Litigators have consistently told us that the use of a synchronized video clip of a deposition is one of the most powerful discovery tools available to impeach an adverse witness at trial. We have also been told that having the clips available for playback has impacted case outcomes on multiple occasions. This month’s Network News focuses on the legal aspects of making and using synchronized video clips for impeachment purposes.
Before a deposition can be recorded on video, it must be properly noticed. CCP §2025.330 (c) allows the party noticing the deposition to record the testimony using video technology if the intention to do so is stated in the notice. If it is not already there, you should consider adding video recording language in every deposition notice. There is nothing that requires you to actually record video, but not having it stated in your notice can preclude you from doing so.
Any video made with even a potential use in court should be synchronized with the deposition transcript at the time the deposition transcript is produced. Synchronizing is the process of linking your deposition video with the written transcript so they play back in synch. Synched video allows the text of the testimony to scroll across the bottom of the screen as the video of a deponent speaking is played. Once a video has been synched with the transcript, a “clip” can be made for playback in court, hearings, mediation or even in another deposition. A clip is a small segment of the video deposition made without editing or removing anything.

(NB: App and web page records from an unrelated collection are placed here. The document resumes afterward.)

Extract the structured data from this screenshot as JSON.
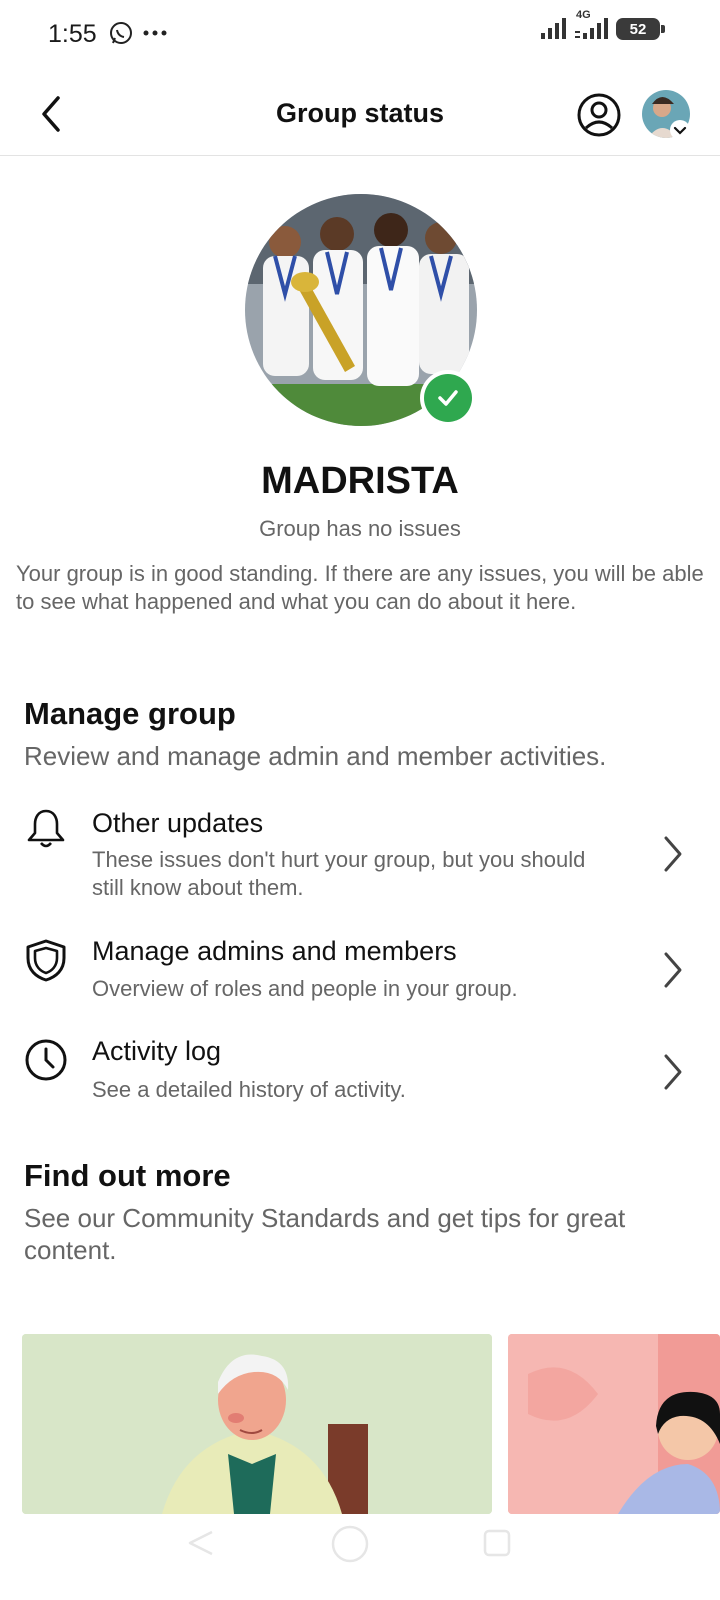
{
  "status_bar": {
    "time": "1:55",
    "network": "4G",
    "battery": "52"
  },
  "header": {
    "title": "Group status"
  },
  "group": {
    "name": "MADRISTA",
    "status": "Group has no issues",
    "description": "Your group is in good standing. If there are any issues, you will be able to see what happened and what you can do about it here."
  },
  "manage": {
    "title": "Manage group",
    "subtitle": "Review and manage admin and member activities.",
    "items": [
      {
        "icon": "bell-icon",
        "title": "Other updates",
        "subtitle": "These issues don't hurt your group, but you should still know about them."
      },
      {
        "icon": "shield-icon",
        "title": "Manage admins and members",
        "subtitle": "Overview of roles and people in your group."
      },
      {
        "icon": "clock-icon",
        "title": "Activity log",
        "subtitle": "See a detailed history of activity."
      }
    ]
  },
  "find_out": {
    "title": "Find out more",
    "subtitle": "See our Community Standards and get tips for great content."
  },
  "colors": {
    "verified": "#2fa84f",
    "secondary_text": "#666666",
    "card_1_bg": "#d8e6c8",
    "card_2_bg": "#f6b7b2"
  }
}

CCP §2025.620 outlines the scenarios under which any part or all of a deposition may be used against a party who was present at the deposition including for the purpose of contradicting or impeaching the testimony of the deponent. If the video is to be used along with a portion of the transcript under CCP §2025.620, CCP §2025.340(m) requires that the court and all parties to the case be notified in writing within sufficient time for objections to be made and ruled upon by the judge.
If you intend to use a clip from a synched video, remember to always lodge the original deposition transcript with the court before trial. California Rules of Court Rule 2.1040 requires that “a party offering into evidence an electronic sound or sound-and-video recording must tender to the court and to opposing parties a typewritten transcript of the electronic recording.”

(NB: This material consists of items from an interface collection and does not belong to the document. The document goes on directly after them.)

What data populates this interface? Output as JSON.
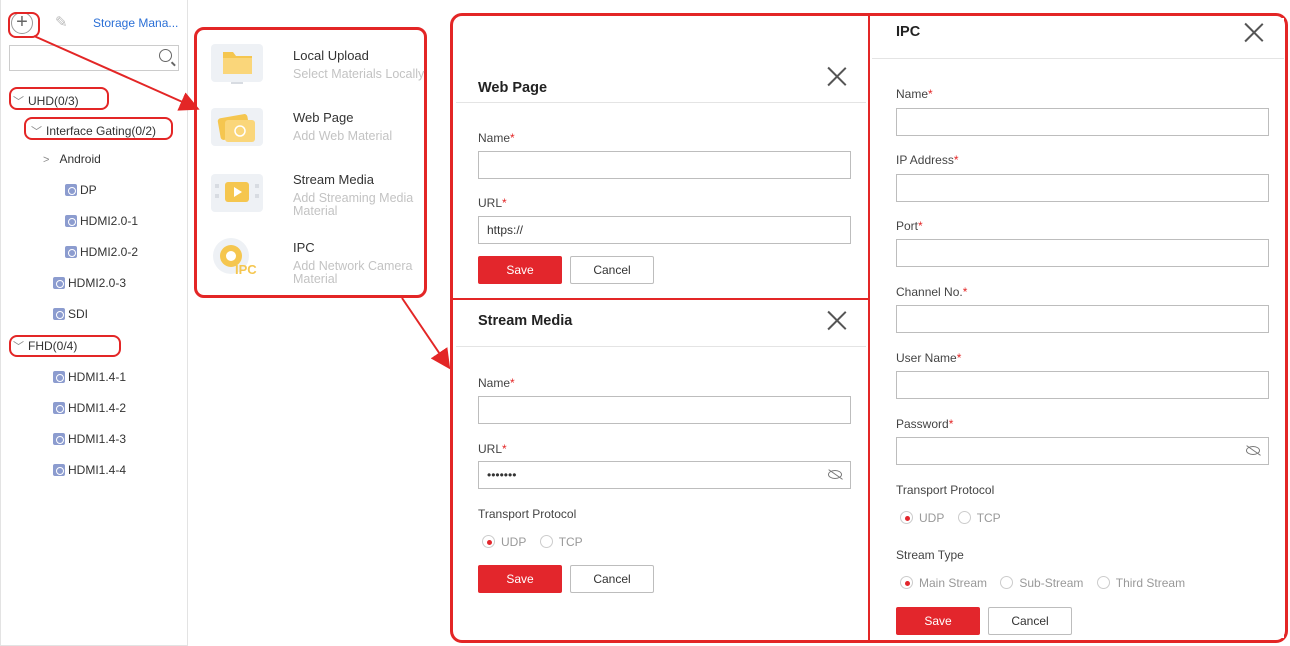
{
  "sidebar": {
    "add_icon": "plus-icon",
    "edit_icon": "pencil-icon",
    "storage_link": "Storage Mana...",
    "search_placeholder": "",
    "tree": {
      "uhd": "UHD(0/3)",
      "interface_gating": "Interface Gating(0/2)",
      "android": "Android",
      "dp": "DP",
      "hdmi20_1": "HDMI2.0-1",
      "hdmi20_2": "HDMI2.0-2",
      "hdmi20_3": "HDMI2.0-3",
      "sdi": "SDI",
      "fhd": "FHD(0/4)",
      "hdmi14_1": "HDMI1.4-1",
      "hdmi14_2": "HDMI1.4-2",
      "hdmi14_3": "HDMI1.4-3",
      "hdmi14_4": "HDMI1.4-4"
    }
  },
  "material_menu": {
    "local_upload": {
      "title": "Local Upload",
      "sub": "Select Materials Locally"
    },
    "web_page": {
      "title": "Web Page",
      "sub": "Add Web Material"
    },
    "stream_media": {
      "title": "Stream Media",
      "sub": "Add Streaming Media Material"
    },
    "ipc": {
      "title": "IPC",
      "sub": "Add Network Camera Material"
    }
  },
  "web_dialog": {
    "title": "Web Page",
    "name_label": "Name",
    "url_label": "URL",
    "name_value": "",
    "url_value": "https://",
    "save": "Save",
    "cancel": "Cancel"
  },
  "stream_dialog": {
    "title": "Stream Media",
    "name_label": "Name",
    "url_label": "URL",
    "name_value": "",
    "url_value": "•••••••",
    "protocol_label": "Transport Protocol",
    "udp": "UDP",
    "tcp": "TCP",
    "save": "Save",
    "cancel": "Cancel"
  },
  "ipc_dialog": {
    "title": "IPC",
    "name_label": "Name",
    "ip_label": "IP Address",
    "port_label": "Port",
    "channel_label": "Channel No.",
    "user_label": "User Name",
    "password_label": "Password",
    "protocol_label": "Transport Protocol",
    "udp": "UDP",
    "tcp": "TCP",
    "stream_type_label": "Stream Type",
    "main_stream": "Main Stream",
    "sub_stream": "Sub-Stream",
    "third_stream": "Third Stream",
    "save": "Save",
    "cancel": "Cancel"
  },
  "colors": {
    "accent": "#e3262c",
    "link": "#2a6fd6",
    "annotation": "#e32626"
  }
}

Next month we will provide you with our experts’ secrets on creating clips from synchronized video and using them at trial and what to look out for when it is your opposing counsel using the clips.